### [Directions]
Your task is to restate the listing word for word without the pictures.

Segment Start: Given data

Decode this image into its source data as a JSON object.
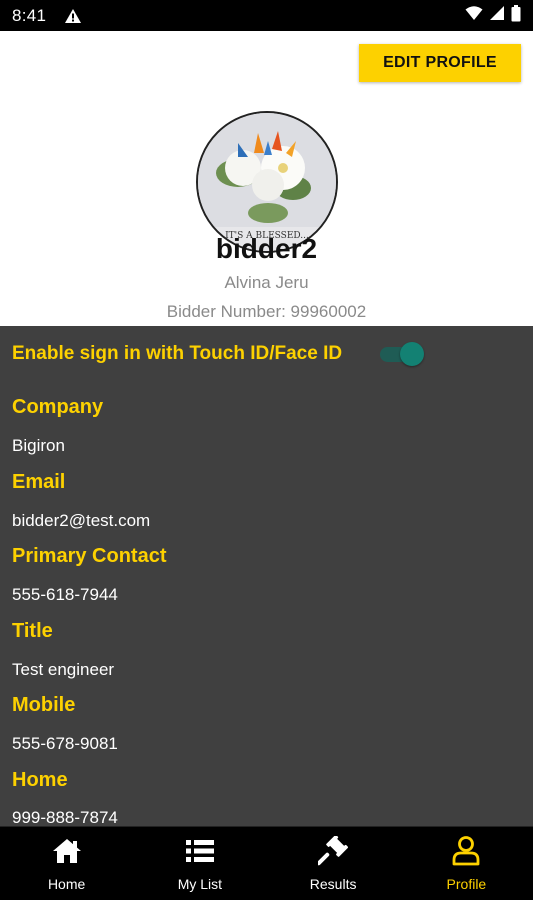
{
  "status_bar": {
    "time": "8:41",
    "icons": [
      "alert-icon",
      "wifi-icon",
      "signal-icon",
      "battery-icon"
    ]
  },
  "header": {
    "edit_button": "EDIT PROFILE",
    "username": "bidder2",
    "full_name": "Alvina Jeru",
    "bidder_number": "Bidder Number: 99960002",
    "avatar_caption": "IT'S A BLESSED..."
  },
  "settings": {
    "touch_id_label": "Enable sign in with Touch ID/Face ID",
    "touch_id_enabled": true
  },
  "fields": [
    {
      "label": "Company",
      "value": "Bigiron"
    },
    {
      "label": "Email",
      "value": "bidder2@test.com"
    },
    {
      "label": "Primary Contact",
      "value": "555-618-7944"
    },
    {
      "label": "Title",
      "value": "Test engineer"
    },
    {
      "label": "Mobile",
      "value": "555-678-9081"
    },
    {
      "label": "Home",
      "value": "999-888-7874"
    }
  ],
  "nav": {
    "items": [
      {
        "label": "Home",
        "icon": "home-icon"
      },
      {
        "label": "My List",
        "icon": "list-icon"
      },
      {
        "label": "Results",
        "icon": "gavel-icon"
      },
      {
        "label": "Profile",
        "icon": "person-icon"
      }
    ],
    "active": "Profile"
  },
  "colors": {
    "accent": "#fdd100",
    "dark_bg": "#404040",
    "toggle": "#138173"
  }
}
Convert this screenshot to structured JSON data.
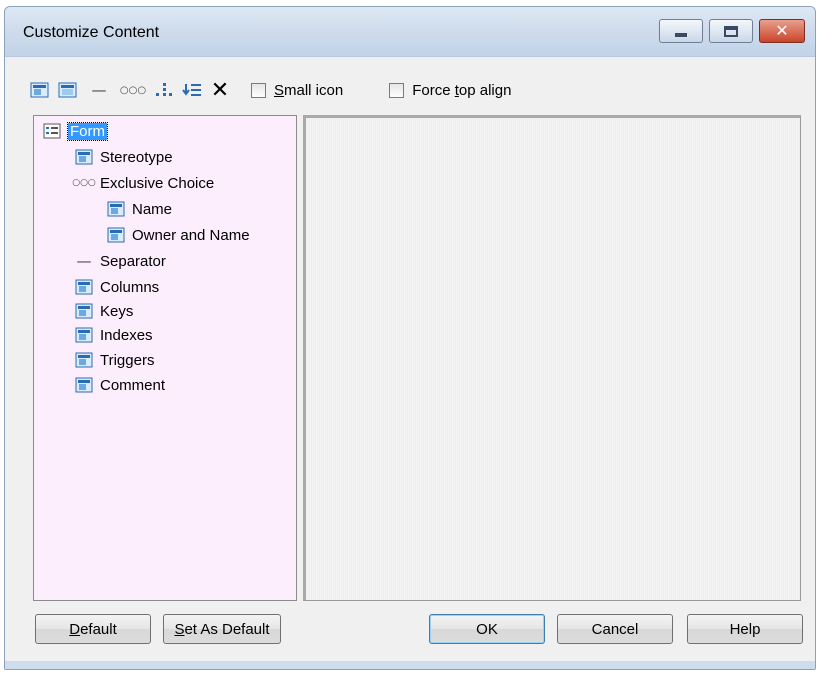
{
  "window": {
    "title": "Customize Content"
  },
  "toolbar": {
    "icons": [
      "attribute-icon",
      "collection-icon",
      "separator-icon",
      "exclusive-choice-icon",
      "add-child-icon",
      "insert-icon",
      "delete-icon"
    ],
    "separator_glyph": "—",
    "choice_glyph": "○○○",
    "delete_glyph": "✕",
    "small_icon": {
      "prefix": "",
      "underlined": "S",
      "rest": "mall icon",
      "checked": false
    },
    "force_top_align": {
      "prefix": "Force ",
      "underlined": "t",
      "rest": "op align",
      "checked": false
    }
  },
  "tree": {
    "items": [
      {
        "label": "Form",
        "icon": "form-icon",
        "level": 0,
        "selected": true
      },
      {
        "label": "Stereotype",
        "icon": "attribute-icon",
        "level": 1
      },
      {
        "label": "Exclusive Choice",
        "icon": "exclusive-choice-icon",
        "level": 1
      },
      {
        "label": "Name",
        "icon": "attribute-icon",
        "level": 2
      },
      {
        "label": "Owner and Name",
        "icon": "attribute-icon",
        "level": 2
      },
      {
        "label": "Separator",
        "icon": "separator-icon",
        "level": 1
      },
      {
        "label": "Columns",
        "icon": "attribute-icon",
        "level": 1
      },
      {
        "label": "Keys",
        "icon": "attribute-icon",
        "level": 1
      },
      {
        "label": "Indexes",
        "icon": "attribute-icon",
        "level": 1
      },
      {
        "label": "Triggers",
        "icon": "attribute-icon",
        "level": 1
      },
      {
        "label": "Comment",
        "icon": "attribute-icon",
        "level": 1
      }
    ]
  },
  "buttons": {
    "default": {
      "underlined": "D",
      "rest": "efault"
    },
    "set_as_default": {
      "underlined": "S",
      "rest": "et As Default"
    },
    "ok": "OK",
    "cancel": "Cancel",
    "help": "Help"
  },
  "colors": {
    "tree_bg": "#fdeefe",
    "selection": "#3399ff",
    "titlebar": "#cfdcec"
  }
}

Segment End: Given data

### [Written solution]
Decode this image into its source data as a JSON object.
{
  "status_bar": {
    "time": "8:41",
    "icons": [
      "alert-icon",
      "wifi-icon",
      "signal-icon",
      "battery-icon"
    ]
  },
  "header": {
    "edit_button": "EDIT PROFILE",
    "username": "bidder2",
    "full_name": "Alvina Jeru",
    "bidder_number": "Bidder Number: 99960002",
    "avatar_caption": "IT'S A BLESSED..."
  },
  "settings": {
    "touch_id_label": "Enable sign in with Touch ID/Face ID",
    "touch_id_enabled": true
  },
  "fields": [
    {
      "label": "Company",
      "value": "Bigiron"
    },
    {
      "label": "Email",
      "value": "bidder2@test.com"
    },
    {
      "label": "Primary Contact",
      "value": "555-618-7944"
    },
    {
      "label": "Title",
      "value": "Test engineer"
    },
    {
      "label": "Mobile",
      "value": "555-678-9081"
    },
    {
      "label": "Home",
      "value": "999-888-7874"
    }
  ],
  "nav": {
    "items": [
      {
        "label": "Home",
        "icon": "home-icon"
      },
      {
        "label": "My List",
        "icon": "list-icon"
      },
      {
        "label": "Results",
        "icon": "gavel-icon"
      },
      {
        "label": "Profile",
        "icon": "person-icon"
      }
    ],
    "active": "Profile"
  },
  "colors": {
    "accent": "#fdd100",
    "dark_bg": "#404040",
    "toggle": "#138173"
  }
}
Convert this screenshot to structured JSON data.
{
  "window": {
    "title": "Customize Content"
  },
  "toolbar": {
    "icons": [
      "attribute-icon",
      "collection-icon",
      "separator-icon",
      "exclusive-choice-icon",
      "add-child-icon",
      "insert-icon",
      "delete-icon"
    ],
    "separator_glyph": "—",
    "choice_glyph": "○○○",
    "delete_glyph": "✕",
    "small_icon": {
      "prefix": "",
      "underlined": "S",
      "rest": "mall icon",
      "checked": false
    },
    "force_top_align": {
      "prefix": "Force ",
      "underlined": "t",
      "rest": "op align",
      "checked": false
    }
  },
  "tree": {
    "items": [
      {
        "label": "Form",
        "icon": "form-icon",
        "level": 0,
        "selected": true
      },
      {
        "label": "Stereotype",
        "icon": "attribute-icon",
        "level": 1
      },
      {
        "label": "Exclusive Choice",
        "icon": "exclusive-choice-icon",
        "level": 1
      },
      {
        "label": "Name",
        "icon": "attribute-icon",
        "level": 2
      },
      {
        "label": "Owner and Name",
        "icon": "attribute-icon",
        "level": 2
      },
      {
        "label": "Separator",
        "icon": "separator-icon",
        "level": 1
      },
      {
        "label": "Columns",
        "icon": "attribute-icon",
        "level": 1
      },
      {
        "label": "Keys",
        "icon": "attribute-icon",
        "level": 1
      },
      {
        "label": "Indexes",
        "icon": "attribute-icon",
        "level": 1
      },
      {
        "label": "Triggers",
        "icon": "attribute-icon",
        "level": 1
      },
      {
        "label": "Comment",
        "icon": "attribute-icon",
        "level": 1
      }
    ]
  },
  "buttons": {
    "default": {
      "underlined": "D",
      "rest": "efault"
    },
    "set_as_default": {
      "underlined": "S",
      "rest": "et As Default"
    },
    "ok": "OK",
    "cancel": "Cancel",
    "help": "Help"
  },
  "colors": {
    "tree_bg": "#fdeefe",
    "selection": "#3399ff",
    "titlebar": "#cfdcec"
  }
}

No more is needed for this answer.